▶ _EXERCISE AIM_
Could you repeat every record below exactly as written?

[Web page and app entries]
- Opening Delimiter -

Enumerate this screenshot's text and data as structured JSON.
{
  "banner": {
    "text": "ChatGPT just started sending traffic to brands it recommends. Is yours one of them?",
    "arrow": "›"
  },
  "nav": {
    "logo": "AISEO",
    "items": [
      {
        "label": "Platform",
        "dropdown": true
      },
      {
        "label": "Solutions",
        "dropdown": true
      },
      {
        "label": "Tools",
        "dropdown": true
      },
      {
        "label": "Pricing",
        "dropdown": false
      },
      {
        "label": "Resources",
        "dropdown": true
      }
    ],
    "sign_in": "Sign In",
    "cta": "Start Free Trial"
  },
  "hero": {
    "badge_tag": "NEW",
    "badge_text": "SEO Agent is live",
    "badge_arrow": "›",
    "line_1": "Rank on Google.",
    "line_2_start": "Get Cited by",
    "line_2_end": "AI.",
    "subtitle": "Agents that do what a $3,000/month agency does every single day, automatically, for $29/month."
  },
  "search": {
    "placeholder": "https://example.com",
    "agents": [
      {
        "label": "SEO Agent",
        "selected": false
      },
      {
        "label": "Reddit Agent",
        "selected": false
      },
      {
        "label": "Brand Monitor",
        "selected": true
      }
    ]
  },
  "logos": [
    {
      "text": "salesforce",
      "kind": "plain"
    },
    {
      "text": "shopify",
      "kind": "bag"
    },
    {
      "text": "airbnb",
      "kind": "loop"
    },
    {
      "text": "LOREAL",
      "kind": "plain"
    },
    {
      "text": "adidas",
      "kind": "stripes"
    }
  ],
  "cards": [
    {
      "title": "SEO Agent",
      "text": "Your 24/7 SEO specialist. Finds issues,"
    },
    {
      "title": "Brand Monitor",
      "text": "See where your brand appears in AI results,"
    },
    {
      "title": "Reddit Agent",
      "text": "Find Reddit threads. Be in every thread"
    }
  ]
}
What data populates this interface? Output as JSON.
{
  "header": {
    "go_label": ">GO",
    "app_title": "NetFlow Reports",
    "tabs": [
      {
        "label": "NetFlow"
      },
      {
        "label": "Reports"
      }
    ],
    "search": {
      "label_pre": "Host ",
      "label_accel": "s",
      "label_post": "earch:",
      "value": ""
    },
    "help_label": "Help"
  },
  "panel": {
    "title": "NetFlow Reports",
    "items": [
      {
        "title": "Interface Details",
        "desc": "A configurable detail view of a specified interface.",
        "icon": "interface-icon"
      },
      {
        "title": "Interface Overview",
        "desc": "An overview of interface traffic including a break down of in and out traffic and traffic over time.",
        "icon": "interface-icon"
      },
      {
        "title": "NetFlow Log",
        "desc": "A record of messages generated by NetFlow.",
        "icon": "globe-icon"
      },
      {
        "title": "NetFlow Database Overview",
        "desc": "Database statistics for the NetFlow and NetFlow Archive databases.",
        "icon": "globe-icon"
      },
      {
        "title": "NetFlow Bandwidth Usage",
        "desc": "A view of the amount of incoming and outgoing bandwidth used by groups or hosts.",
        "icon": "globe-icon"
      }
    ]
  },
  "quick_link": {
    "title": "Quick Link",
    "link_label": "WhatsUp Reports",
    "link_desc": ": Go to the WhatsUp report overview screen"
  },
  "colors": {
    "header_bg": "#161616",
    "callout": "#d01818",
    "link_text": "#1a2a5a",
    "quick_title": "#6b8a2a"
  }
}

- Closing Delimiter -

▶ _TASK SOLUTION_
Enumerate this screenshot's text and data as structured JSON.
{
  "banner": {
    "text": "ChatGPT just started sending traffic to brands it recommends. Is yours one of them?",
    "arrow": "›"
  },
  "nav": {
    "logo": "AISEO",
    "items": [
      {
        "label": "Platform",
        "dropdown": true
      },
      {
        "label": "Solutions",
        "dropdown": true
      },
      {
        "label": "Tools",
        "dropdown": true
      },
      {
        "label": "Pricing",
        "dropdown": false
      },
      {
        "label": "Resources",
        "dropdown": true
      }
    ],
    "sign_in": "Sign In",
    "cta": "Start Free Trial"
  },
  "hero": {
    "badge_tag": "NEW",
    "badge_text": "SEO Agent is live",
    "badge_arrow": "›",
    "line_1": "Rank on Google.",
    "line_2_start": "Get Cited by",
    "line_2_end": "AI.",
    "subtitle": "Agents that do what a $3,000/month agency does every single day, automatically, for $29/month."
  },
  "search": {
    "placeholder": "https://example.com",
    "agents": [
      {
        "label": "SEO Agent",
        "selected": false
      },
      {
        "label": "Reddit Agent",
        "selected": false
      },
      {
        "label": "Brand Monitor",
        "selected": true
      }
    ]
  },
  "logos": [
    {
      "text": "salesforce",
      "kind": "plain"
    },
    {
      "text": "shopify",
      "kind": "bag"
    },
    {
      "text": "airbnb",
      "kind": "loop"
    },
    {
      "text": "LOREAL",
      "kind": "plain"
    },
    {
      "text": "adidas",
      "kind": "stripes"
    }
  ],
  "cards": [
    {
      "title": "SEO Agent",
      "text": "Your 24/7 SEO specialist. Finds issues,"
    },
    {
      "title": "Brand Monitor",
      "text": "See where your brand appears in AI results,"
    },
    {
      "title": "Reddit Agent",
      "text": "Find Reddit threads. Be in every thread"
    }
  ]
}
What data populates this interface? Output as JSON.
{
  "header": {
    "go_label": ">GO",
    "app_title": "NetFlow Reports",
    "tabs": [
      {
        "label": "NetFlow"
      },
      {
        "label": "Reports"
      }
    ],
    "search": {
      "label_pre": "Host ",
      "label_accel": "s",
      "label_post": "earch:",
      "value": ""
    },
    "help_label": "Help"
  },
  "panel": {
    "title": "NetFlow Reports",
    "items": [
      {
        "title": "Interface Details",
        "desc": "A configurable detail view of a specified interface.",
        "icon": "interface-icon"
      },
      {
        "title": "Interface Overview",
        "desc": "An overview of interface traffic including a break down of in and out traffic and traffic over time.",
        "icon": "interface-icon"
      },
      {
        "title": "NetFlow Log",
        "desc": "A record of messages generated by NetFlow.",
        "icon": "globe-icon"
      },
      {
        "title": "NetFlow Database Overview",
        "desc": "Database statistics for the NetFlow and NetFlow Archive databases.",
        "icon": "globe-icon"
      },
      {
        "title": "NetFlow Bandwidth Usage",
        "desc": "A view of the amount of incoming and outgoing bandwidth used by groups or hosts.",
        "icon": "globe-icon"
      }
    ]
  },
  "quick_link": {
    "title": "Quick Link",
    "link_label": "WhatsUp Reports",
    "link_desc": ": Go to the WhatsUp report overview screen"
  },
  "colors": {
    "header_bg": "#161616",
    "callout": "#d01818",
    "link_text": "#1a2a5a",
    "quick_title": "#6b8a2a"
  }
}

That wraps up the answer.